In remembering the saints, we also remember we are not alone. This is real; we have intercessors in heaven. Heaven isn’t merely a Hallmark thought but a reward and a promise and an aid in battle here! In “Gaudete Et Exsultate,” Pope Francis quoted a homily from his predecessor, Pope Benedict XVI, delivered in 2005 upon becoming pope:

“I … can say with renewed conviction: I am not alone. I do not have to carry alone what in truth I could never carry alone. All the Saints of God are there to protect me, to sustain me and to carry me. And your prayers, my dear friends, your indulgence, your love, your faith and your hope accompany me. Indeed, the communion of Saints consists not only of the great men and women who went before us and whose names we know. All of us belong to the communion of Saints, we who have been baptized in the name of the Father, and of the Son and of the Holy Spirit, we who draw life from the gift of Christ’s Body and Blood, through which he transforms us and makes us like himself. Yes, the Church is alive.”

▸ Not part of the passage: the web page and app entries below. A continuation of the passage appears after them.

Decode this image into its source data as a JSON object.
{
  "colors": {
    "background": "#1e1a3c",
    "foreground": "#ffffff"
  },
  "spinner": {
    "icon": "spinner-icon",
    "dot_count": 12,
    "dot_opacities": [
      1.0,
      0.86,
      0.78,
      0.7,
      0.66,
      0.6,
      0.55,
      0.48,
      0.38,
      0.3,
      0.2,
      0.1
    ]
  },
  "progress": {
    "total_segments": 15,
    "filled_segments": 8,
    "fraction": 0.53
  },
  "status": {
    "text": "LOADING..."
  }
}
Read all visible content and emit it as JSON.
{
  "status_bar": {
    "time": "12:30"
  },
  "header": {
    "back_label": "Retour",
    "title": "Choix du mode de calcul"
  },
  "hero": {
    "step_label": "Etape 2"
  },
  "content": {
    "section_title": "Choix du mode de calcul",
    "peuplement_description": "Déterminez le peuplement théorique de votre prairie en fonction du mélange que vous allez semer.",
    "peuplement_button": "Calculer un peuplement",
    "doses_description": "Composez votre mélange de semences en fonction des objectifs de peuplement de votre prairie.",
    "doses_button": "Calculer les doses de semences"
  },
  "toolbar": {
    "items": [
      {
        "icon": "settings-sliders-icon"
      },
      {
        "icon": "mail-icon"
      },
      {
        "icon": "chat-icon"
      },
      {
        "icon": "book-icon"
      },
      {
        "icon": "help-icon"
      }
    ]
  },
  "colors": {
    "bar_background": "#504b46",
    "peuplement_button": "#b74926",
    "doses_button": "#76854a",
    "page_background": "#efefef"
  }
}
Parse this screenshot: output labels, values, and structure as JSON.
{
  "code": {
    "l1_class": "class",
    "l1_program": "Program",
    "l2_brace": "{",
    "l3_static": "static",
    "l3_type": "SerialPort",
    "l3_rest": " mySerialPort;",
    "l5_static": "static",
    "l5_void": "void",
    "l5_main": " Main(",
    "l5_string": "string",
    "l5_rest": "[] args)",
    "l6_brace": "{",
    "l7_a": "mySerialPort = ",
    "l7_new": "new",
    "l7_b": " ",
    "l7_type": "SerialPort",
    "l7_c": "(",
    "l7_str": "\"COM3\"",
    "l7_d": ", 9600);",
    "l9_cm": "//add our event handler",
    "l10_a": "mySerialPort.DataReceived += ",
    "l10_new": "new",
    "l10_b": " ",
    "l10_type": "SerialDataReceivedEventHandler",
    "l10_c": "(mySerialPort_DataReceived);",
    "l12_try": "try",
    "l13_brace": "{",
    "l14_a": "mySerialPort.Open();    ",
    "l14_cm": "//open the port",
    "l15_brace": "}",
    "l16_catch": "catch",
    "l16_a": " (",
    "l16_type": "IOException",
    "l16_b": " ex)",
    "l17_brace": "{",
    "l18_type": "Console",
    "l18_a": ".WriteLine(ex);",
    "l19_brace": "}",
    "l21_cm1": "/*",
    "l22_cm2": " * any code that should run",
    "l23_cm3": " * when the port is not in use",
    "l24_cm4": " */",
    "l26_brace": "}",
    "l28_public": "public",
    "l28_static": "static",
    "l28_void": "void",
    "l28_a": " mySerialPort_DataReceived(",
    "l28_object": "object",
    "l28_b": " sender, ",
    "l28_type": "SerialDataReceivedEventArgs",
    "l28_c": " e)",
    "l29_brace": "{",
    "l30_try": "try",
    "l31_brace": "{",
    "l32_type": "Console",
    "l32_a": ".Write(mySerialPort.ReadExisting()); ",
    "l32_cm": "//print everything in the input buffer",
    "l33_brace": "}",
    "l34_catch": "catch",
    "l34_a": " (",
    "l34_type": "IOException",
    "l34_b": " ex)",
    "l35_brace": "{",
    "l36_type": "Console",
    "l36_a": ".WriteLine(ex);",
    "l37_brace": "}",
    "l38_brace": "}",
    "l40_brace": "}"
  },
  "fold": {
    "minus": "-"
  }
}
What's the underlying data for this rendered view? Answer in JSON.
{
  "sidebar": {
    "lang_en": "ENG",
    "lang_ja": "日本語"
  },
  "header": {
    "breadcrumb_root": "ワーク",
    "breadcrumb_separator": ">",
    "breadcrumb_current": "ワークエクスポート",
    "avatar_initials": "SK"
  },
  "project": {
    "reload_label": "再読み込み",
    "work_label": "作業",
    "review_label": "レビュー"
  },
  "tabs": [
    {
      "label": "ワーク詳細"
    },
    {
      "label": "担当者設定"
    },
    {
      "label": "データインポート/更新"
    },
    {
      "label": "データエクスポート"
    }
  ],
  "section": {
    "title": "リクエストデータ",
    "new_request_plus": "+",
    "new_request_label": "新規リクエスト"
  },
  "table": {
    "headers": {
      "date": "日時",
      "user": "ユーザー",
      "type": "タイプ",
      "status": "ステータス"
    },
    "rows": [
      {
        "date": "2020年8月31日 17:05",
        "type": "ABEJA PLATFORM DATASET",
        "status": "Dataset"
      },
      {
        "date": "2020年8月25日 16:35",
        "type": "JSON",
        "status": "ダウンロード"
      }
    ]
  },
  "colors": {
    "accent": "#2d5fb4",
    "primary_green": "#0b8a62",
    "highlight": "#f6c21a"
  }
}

Each of us can say this! The Church is alive! We are not alone! We are very much a part of the renewal in the Church and the world. We each have our roles. We are called not to get mad or depressed, but to live this reality! 

This portrait of St. Isaac Jogues is part of an exhibit at the Shrine of Our Lady of Martyrs in Auriesville, New York. The shrine, one of the most visited Catholic pilgrimage places in the U.S., pays homage to the French Jesuit missionary and his companions, Sts. Rene Goupil and John Lalande. (NANCY WIECHEC/CATHOLIC NEWS SERVICE)

Coming back to the Auriesville shrine, it helps to understand the joy and spirit of forgiveness found in Jogues when you read his words: 

“My hope is in God, who needs not us to accomplish his designs. We must endeavor to be faithful to him and not spoil his work by our shortcomings. I trust you will obtain me this favor of our Lord, that, having led so wretched a life till now, I may at last begin to serve him better.”

Jogues and the other Jesuit martyrs — they are our martyrs. Pray to them and your other patrons, for your life, for your family, for the Church, for our country. 

The message of the feast of All Saints’ Day is this: We are not alone. Instead, we are “all in this together” with all the saints who from their labors rest, but who never leave us alone and instead spend eternity intervening to help us become saints!